### STUDY MATERIAL
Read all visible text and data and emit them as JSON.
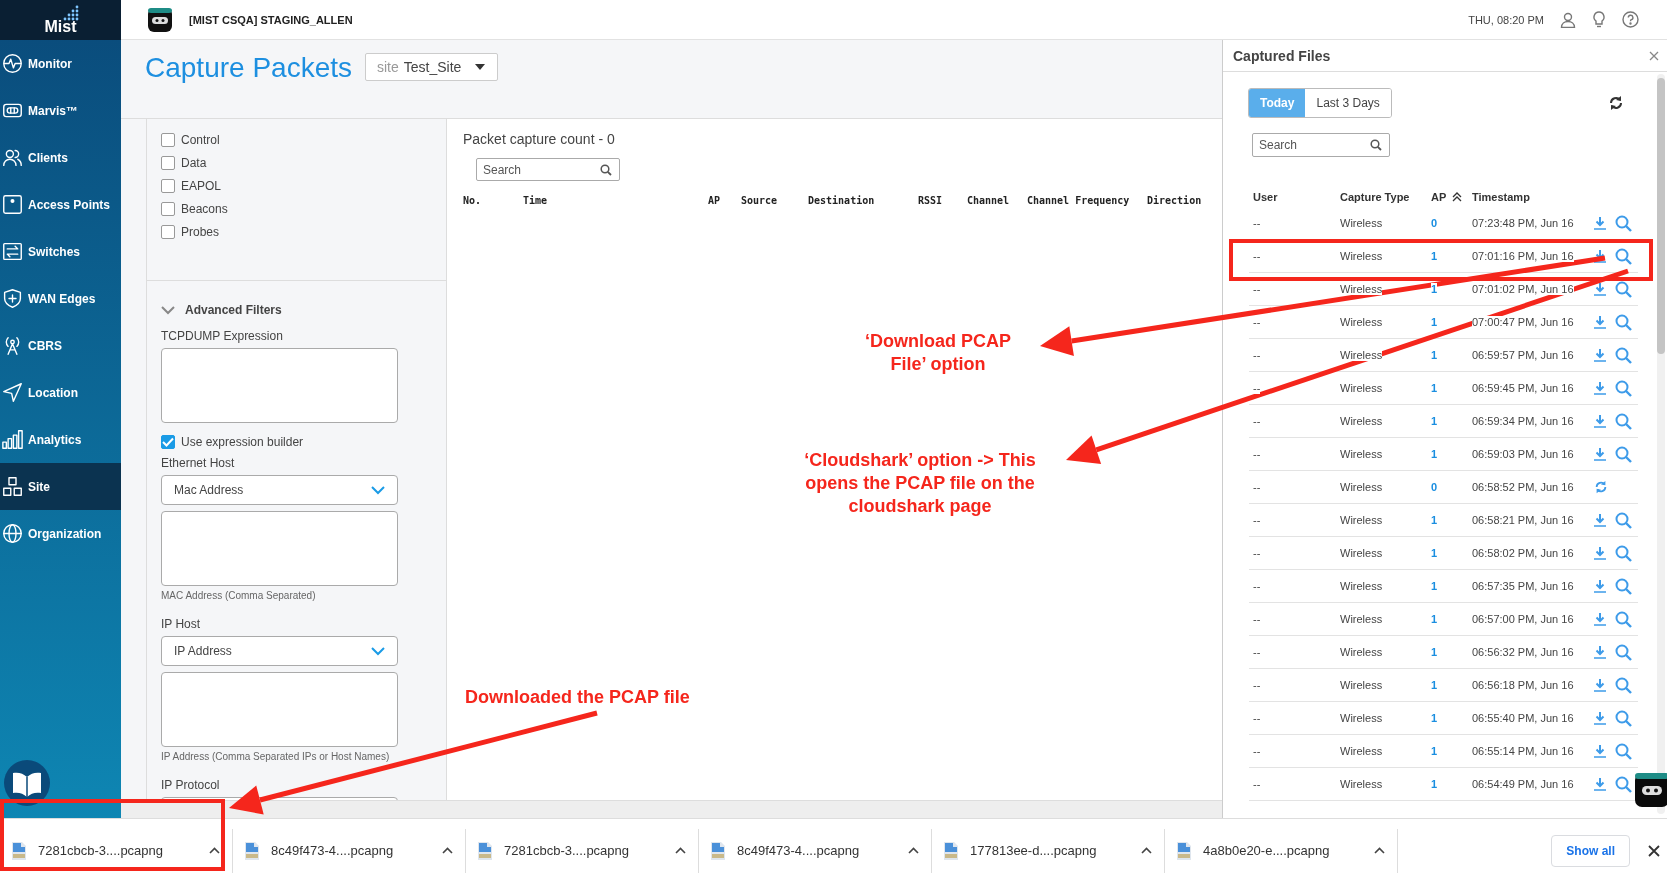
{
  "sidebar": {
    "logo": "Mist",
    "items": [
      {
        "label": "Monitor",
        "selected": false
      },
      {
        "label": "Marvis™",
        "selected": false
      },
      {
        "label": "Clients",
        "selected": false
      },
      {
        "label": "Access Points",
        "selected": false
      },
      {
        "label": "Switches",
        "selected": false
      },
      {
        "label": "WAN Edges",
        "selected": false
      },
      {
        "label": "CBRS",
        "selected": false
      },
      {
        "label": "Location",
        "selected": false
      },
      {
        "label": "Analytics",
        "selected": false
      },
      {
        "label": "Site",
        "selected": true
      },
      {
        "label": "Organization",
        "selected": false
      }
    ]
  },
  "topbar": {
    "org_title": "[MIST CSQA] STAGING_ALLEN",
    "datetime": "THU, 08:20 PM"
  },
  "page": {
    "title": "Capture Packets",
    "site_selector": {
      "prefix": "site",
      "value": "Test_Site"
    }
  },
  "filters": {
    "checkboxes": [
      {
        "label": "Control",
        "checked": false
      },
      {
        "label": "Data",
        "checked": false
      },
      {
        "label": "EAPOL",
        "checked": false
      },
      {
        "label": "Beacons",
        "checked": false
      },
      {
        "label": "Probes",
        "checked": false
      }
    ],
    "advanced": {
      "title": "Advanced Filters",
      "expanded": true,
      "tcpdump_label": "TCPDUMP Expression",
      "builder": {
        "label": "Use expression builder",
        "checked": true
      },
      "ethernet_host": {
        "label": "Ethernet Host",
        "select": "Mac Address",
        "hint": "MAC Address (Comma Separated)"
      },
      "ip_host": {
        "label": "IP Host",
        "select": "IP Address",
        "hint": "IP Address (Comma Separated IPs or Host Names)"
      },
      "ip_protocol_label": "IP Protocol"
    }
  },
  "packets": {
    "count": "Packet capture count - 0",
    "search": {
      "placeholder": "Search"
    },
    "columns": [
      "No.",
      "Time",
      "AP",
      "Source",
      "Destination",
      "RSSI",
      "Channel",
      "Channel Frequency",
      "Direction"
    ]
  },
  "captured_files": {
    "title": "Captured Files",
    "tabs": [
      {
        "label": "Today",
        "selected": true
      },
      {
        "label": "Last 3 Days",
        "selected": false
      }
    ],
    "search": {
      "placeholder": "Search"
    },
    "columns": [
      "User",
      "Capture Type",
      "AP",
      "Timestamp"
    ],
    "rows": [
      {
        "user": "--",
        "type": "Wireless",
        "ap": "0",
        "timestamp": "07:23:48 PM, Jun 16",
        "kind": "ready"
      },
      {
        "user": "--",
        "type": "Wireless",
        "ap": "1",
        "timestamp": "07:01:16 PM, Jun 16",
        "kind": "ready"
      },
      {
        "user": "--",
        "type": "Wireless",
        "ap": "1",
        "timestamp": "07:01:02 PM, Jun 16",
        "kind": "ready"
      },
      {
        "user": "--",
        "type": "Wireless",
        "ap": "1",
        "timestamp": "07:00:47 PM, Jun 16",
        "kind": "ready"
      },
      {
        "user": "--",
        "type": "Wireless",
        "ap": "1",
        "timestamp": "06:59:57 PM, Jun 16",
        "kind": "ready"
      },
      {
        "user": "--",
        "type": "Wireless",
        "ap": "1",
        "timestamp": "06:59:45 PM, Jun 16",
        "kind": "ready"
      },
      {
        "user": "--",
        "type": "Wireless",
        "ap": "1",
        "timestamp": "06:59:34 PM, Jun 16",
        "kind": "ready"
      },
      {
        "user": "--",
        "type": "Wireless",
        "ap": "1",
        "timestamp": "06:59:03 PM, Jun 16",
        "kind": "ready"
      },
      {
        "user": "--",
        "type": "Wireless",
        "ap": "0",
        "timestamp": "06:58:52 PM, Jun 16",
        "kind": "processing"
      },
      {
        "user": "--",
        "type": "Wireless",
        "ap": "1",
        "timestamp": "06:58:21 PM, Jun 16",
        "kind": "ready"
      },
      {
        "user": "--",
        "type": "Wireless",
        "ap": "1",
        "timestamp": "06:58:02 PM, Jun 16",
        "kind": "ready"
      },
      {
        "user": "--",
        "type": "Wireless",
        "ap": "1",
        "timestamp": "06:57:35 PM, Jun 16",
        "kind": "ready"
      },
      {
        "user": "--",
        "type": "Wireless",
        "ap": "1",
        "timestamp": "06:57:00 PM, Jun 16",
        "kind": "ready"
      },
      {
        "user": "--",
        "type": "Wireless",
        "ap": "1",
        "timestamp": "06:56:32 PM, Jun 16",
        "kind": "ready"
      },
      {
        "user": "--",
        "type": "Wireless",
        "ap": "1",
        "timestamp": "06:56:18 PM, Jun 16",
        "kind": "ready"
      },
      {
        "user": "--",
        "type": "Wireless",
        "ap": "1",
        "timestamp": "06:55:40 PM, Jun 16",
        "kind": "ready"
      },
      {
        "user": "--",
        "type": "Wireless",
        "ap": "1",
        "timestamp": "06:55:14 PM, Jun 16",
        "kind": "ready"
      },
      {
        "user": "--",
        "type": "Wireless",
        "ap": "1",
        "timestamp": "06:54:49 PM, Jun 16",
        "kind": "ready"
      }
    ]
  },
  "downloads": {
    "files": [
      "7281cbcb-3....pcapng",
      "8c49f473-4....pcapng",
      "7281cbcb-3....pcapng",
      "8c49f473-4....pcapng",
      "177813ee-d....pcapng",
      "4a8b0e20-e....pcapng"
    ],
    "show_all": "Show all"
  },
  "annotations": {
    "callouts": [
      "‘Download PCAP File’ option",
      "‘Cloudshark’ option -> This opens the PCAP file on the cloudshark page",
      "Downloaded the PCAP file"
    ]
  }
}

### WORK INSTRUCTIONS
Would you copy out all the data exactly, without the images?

### THE COMPLETED TASK
Read all visible text and data and emit them as JSON.
{
  "sidebar": {
    "logo": "Mist",
    "items": [
      {
        "label": "Monitor",
        "selected": false
      },
      {
        "label": "Marvis™",
        "selected": false
      },
      {
        "label": "Clients",
        "selected": false
      },
      {
        "label": "Access Points",
        "selected": false
      },
      {
        "label": "Switches",
        "selected": false
      },
      {
        "label": "WAN Edges",
        "selected": false
      },
      {
        "label": "CBRS",
        "selected": false
      },
      {
        "label": "Location",
        "selected": false
      },
      {
        "label": "Analytics",
        "selected": false
      },
      {
        "label": "Site",
        "selected": true
      },
      {
        "label": "Organization",
        "selected": false
      }
    ]
  },
  "topbar": {
    "org_title": "[MIST CSQA] STAGING_ALLEN",
    "datetime": "THU, 08:20 PM"
  },
  "page": {
    "title": "Capture Packets",
    "site_selector": {
      "prefix": "site",
      "value": "Test_Site"
    }
  },
  "filters": {
    "checkboxes": [
      {
        "label": "Control",
        "checked": false
      },
      {
        "label": "Data",
        "checked": false
      },
      {
        "label": "EAPOL",
        "checked": false
      },
      {
        "label": "Beacons",
        "checked": false
      },
      {
        "label": "Probes",
        "checked": false
      }
    ],
    "advanced": {
      "title": "Advanced Filters",
      "expanded": true,
      "tcpdump_label": "TCPDUMP Expression",
      "builder": {
        "label": "Use expression builder",
        "checked": true
      },
      "ethernet_host": {
        "label": "Ethernet Host",
        "select": "Mac Address",
        "hint": "MAC Address (Comma Separated)"
      },
      "ip_host": {
        "label": "IP Host",
        "select": "IP Address",
        "hint": "IP Address (Comma Separated IPs or Host Names)"
      },
      "ip_protocol_label": "IP Protocol"
    }
  },
  "packets": {
    "count": "Packet capture count - 0",
    "search": {
      "placeholder": "Search"
    },
    "columns": [
      "No.",
      "Time",
      "AP",
      "Source",
      "Destination",
      "RSSI",
      "Channel",
      "Channel Frequency",
      "Direction"
    ]
  },
  "captured_files": {
    "title": "Captured Files",
    "tabs": [
      {
        "label": "Today",
        "selected": true
      },
      {
        "label": "Last 3 Days",
        "selected": false
      }
    ],
    "search": {
      "placeholder": "Search"
    },
    "columns": [
      "User",
      "Capture Type",
      "AP",
      "Timestamp"
    ],
    "rows": [
      {
        "user": "--",
        "type": "Wireless",
        "ap": "0",
        "timestamp": "07:23:48 PM, Jun 16",
        "kind": "ready"
      },
      {
        "user": "--",
        "type": "Wireless",
        "ap": "1",
        "timestamp": "07:01:16 PM, Jun 16",
        "kind": "ready"
      },
      {
        "user": "--",
        "type": "Wireless",
        "ap": "1",
        "timestamp": "07:01:02 PM, Jun 16",
        "kind": "ready"
      },
      {
        "user": "--",
        "type": "Wireless",
        "ap": "1",
        "timestamp": "07:00:47 PM, Jun 16",
        "kind": "ready"
      },
      {
        "user": "--",
        "type": "Wireless",
        "ap": "1",
        "timestamp": "06:59:57 PM, Jun 16",
        "kind": "ready"
      },
      {
        "user": "--",
        "type": "Wireless",
        "ap": "1",
        "timestamp": "06:59:45 PM, Jun 16",
        "kind": "ready"
      },
      {
        "user": "--",
        "type": "Wireless",
        "ap": "1",
        "timestamp": "06:59:34 PM, Jun 16",
        "kind": "ready"
      },
      {
        "user": "--",
        "type": "Wireless",
        "ap": "1",
        "timestamp": "06:59:03 PM, Jun 16",
        "kind": "ready"
      },
      {
        "user": "--",
        "type": "Wireless",
        "ap": "0",
        "timestamp": "06:58:52 PM, Jun 16",
        "kind": "processing"
      },
      {
        "user": "--",
        "type": "Wireless",
        "ap": "1",
        "timestamp": "06:58:21 PM, Jun 16",
        "kind": "ready"
      },
      {
        "user": "--",
        "type": "Wireless",
        "ap": "1",
        "timestamp": "06:58:02 PM, Jun 16",
        "kind": "ready"
      },
      {
        "user": "--",
        "type": "Wireless",
        "ap": "1",
        "timestamp": "06:57:35 PM, Jun 16",
        "kind": "ready"
      },
      {
        "user": "--",
        "type": "Wireless",
        "ap": "1",
        "timestamp": "06:57:00 PM, Jun 16",
        "kind": "ready"
      },
      {
        "user": "--",
        "type": "Wireless",
        "ap": "1",
        "timestamp": "06:56:32 PM, Jun 16",
        "kind": "ready"
      },
      {
        "user": "--",
        "type": "Wireless",
        "ap": "1",
        "timestamp": "06:56:18 PM, Jun 16",
        "kind": "ready"
      },
      {
        "user": "--",
        "type": "Wireless",
        "ap": "1",
        "timestamp": "06:55:40 PM, Jun 16",
        "kind": "ready"
      },
      {
        "user": "--",
        "type": "Wireless",
        "ap": "1",
        "timestamp": "06:55:14 PM, Jun 16",
        "kind": "ready"
      },
      {
        "user": "--",
        "type": "Wireless",
        "ap": "1",
        "timestamp": "06:54:49 PM, Jun 16",
        "kind": "ready"
      }
    ]
  },
  "downloads": {
    "files": [
      "7281cbcb-3....pcapng",
      "8c49f473-4....pcapng",
      "7281cbcb-3....pcapng",
      "8c49f473-4....pcapng",
      "177813ee-d....pcapng",
      "4a8b0e20-e....pcapng"
    ],
    "show_all": "Show all"
  },
  "annotations": {
    "callouts": [
      "‘Download PCAP File’ option",
      "‘Cloudshark’ option -> This opens the PCAP file on the cloudshark page",
      "Downloaded the PCAP file"
    ]
  }
}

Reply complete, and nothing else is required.